**Information given:**
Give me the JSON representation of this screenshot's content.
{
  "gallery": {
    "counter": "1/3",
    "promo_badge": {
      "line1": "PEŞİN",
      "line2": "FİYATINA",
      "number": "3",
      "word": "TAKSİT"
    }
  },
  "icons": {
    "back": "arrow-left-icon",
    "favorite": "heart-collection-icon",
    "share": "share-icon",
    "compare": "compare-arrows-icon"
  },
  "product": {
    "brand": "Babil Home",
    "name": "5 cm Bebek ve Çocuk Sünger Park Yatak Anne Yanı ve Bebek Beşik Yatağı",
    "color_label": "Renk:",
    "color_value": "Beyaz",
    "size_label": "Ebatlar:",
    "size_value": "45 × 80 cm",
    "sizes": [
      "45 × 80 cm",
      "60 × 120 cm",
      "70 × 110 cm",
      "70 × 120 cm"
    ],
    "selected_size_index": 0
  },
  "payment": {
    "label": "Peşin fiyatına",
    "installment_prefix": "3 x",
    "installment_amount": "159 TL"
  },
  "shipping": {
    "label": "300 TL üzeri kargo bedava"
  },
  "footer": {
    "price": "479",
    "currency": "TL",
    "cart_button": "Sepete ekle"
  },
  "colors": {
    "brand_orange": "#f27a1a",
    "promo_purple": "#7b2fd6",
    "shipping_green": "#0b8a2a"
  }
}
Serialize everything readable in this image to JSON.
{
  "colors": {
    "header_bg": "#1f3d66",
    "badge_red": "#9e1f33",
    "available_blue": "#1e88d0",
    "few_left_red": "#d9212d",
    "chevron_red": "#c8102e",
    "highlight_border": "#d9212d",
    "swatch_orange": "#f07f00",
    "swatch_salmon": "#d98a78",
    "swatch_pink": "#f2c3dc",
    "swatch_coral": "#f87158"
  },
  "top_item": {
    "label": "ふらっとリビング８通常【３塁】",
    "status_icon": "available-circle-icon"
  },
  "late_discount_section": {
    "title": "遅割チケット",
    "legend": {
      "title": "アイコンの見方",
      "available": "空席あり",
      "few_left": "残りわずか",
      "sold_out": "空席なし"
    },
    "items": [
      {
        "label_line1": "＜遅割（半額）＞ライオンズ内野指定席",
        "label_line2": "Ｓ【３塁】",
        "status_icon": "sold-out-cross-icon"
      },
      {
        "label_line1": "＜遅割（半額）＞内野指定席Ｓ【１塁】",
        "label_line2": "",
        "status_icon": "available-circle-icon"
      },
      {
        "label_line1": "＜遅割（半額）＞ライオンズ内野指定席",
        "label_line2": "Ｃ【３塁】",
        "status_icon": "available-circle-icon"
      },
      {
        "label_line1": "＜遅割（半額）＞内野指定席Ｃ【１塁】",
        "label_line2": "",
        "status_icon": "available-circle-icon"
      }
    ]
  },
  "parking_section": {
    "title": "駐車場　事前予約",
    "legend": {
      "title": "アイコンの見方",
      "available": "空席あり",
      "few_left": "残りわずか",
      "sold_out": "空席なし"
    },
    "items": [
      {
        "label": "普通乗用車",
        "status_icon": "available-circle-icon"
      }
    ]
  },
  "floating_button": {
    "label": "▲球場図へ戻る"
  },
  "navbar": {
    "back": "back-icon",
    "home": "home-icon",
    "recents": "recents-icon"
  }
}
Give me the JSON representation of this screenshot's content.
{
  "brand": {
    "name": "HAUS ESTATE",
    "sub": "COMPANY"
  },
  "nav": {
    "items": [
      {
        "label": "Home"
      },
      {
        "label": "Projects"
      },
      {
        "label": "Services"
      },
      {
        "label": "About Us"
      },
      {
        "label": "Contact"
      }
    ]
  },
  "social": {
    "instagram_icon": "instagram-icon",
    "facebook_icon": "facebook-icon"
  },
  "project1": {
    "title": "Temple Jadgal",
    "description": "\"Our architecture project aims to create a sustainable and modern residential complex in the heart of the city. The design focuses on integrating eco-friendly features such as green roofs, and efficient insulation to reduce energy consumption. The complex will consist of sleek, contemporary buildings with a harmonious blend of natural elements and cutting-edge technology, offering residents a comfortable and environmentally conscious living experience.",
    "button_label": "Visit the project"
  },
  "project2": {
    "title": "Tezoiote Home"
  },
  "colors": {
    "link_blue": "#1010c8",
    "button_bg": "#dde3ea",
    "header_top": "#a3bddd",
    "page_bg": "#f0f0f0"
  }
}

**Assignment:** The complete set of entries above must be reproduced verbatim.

**Answer to the exercise:**
Give me the JSON representation of this screenshot's content.
{
  "gallery": {
    "counter": "1/3",
    "promo_badge": {
      "line1": "PEŞİN",
      "line2": "FİYATINA",
      "number": "3",
      "word": "TAKSİT"
    }
  },
  "icons": {
    "back": "arrow-left-icon",
    "favorite": "heart-collection-icon",
    "share": "share-icon",
    "compare": "compare-arrows-icon"
  },
  "product": {
    "brand": "Babil Home",
    "name": "5 cm Bebek ve Çocuk Sünger Park Yatak Anne Yanı ve Bebek Beşik Yatağı",
    "color_label": "Renk:",
    "color_value": "Beyaz",
    "size_label": "Ebatlar:",
    "size_value": "45 × 80 cm",
    "sizes": [
      "45 × 80 cm",
      "60 × 120 cm",
      "70 × 110 cm",
      "70 × 120 cm"
    ],
    "selected_size_index": 0
  },
  "payment": {
    "label": "Peşin fiyatına",
    "installment_prefix": "3 x",
    "installment_amount": "159 TL"
  },
  "shipping": {
    "label": "300 TL üzeri kargo bedava"
  },
  "footer": {
    "price": "479",
    "currency": "TL",
    "cart_button": "Sepete ekle"
  },
  "colors": {
    "brand_orange": "#f27a1a",
    "promo_purple": "#7b2fd6",
    "shipping_green": "#0b8a2a"
  }
}
Serialize everything readable in this image to JSON.
{
  "colors": {
    "header_bg": "#1f3d66",
    "badge_red": "#9e1f33",
    "available_blue": "#1e88d0",
    "few_left_red": "#d9212d",
    "chevron_red": "#c8102e",
    "highlight_border": "#d9212d",
    "swatch_orange": "#f07f00",
    "swatch_salmon": "#d98a78",
    "swatch_pink": "#f2c3dc",
    "swatch_coral": "#f87158"
  },
  "top_item": {
    "label": "ふらっとリビング８通常【３塁】",
    "status_icon": "available-circle-icon"
  },
  "late_discount_section": {
    "title": "遅割チケット",
    "legend": {
      "title": "アイコンの見方",
      "available": "空席あり",
      "few_left": "残りわずか",
      "sold_out": "空席なし"
    },
    "items": [
      {
        "label_line1": "＜遅割（半額）＞ライオンズ内野指定席",
        "label_line2": "Ｓ【３塁】",
        "status_icon": "sold-out-cross-icon"
      },
      {
        "label_line1": "＜遅割（半額）＞内野指定席Ｓ【１塁】",
        "label_line2": "",
        "status_icon": "available-circle-icon"
      },
      {
        "label_line1": "＜遅割（半額）＞ライオンズ内野指定席",
        "label_line2": "Ｃ【３塁】",
        "status_icon": "available-circle-icon"
      },
      {
        "label_line1": "＜遅割（半額）＞内野指定席Ｃ【１塁】",
        "label_line2": "",
        "status_icon": "available-circle-icon"
      }
    ]
  },
  "parking_section": {
    "title": "駐車場　事前予約",
    "legend": {
      "title": "アイコンの見方",
      "available": "空席あり",
      "few_left": "残りわずか",
      "sold_out": "空席なし"
    },
    "items": [
      {
        "label": "普通乗用車",
        "status_icon": "available-circle-icon"
      }
    ]
  },
  "floating_button": {
    "label": "▲球場図へ戻る"
  },
  "navbar": {
    "back": "back-icon",
    "home": "home-icon",
    "recents": "recents-icon"
  }
}
Give me the JSON representation of this screenshot's content.
{
  "brand": {
    "name": "HAUS ESTATE",
    "sub": "COMPANY"
  },
  "nav": {
    "items": [
      {
        "label": "Home"
      },
      {
        "label": "Projects"
      },
      {
        "label": "Services"
      },
      {
        "label": "About Us"
      },
      {
        "label": "Contact"
      }
    ]
  },
  "social": {
    "instagram_icon": "instagram-icon",
    "facebook_icon": "facebook-icon"
  },
  "project1": {
    "title": "Temple Jadgal",
    "description": "\"Our architecture project aims to create a sustainable and modern residential complex in the heart of the city. The design focuses on integrating eco-friendly features such as green roofs, and efficient insulation to reduce energy consumption. The complex will consist of sleek, contemporary buildings with a harmonious blend of natural elements and cutting-edge technology, offering residents a comfortable and environmentally conscious living experience.",
    "button_label": "Visit the project"
  },
  "project2": {
    "title": "Tezoiote Home"
  },
  "colors": {
    "link_blue": "#1010c8",
    "button_bg": "#dde3ea",
    "header_top": "#a3bddd",
    "page_bg": "#f0f0f0"
  }
}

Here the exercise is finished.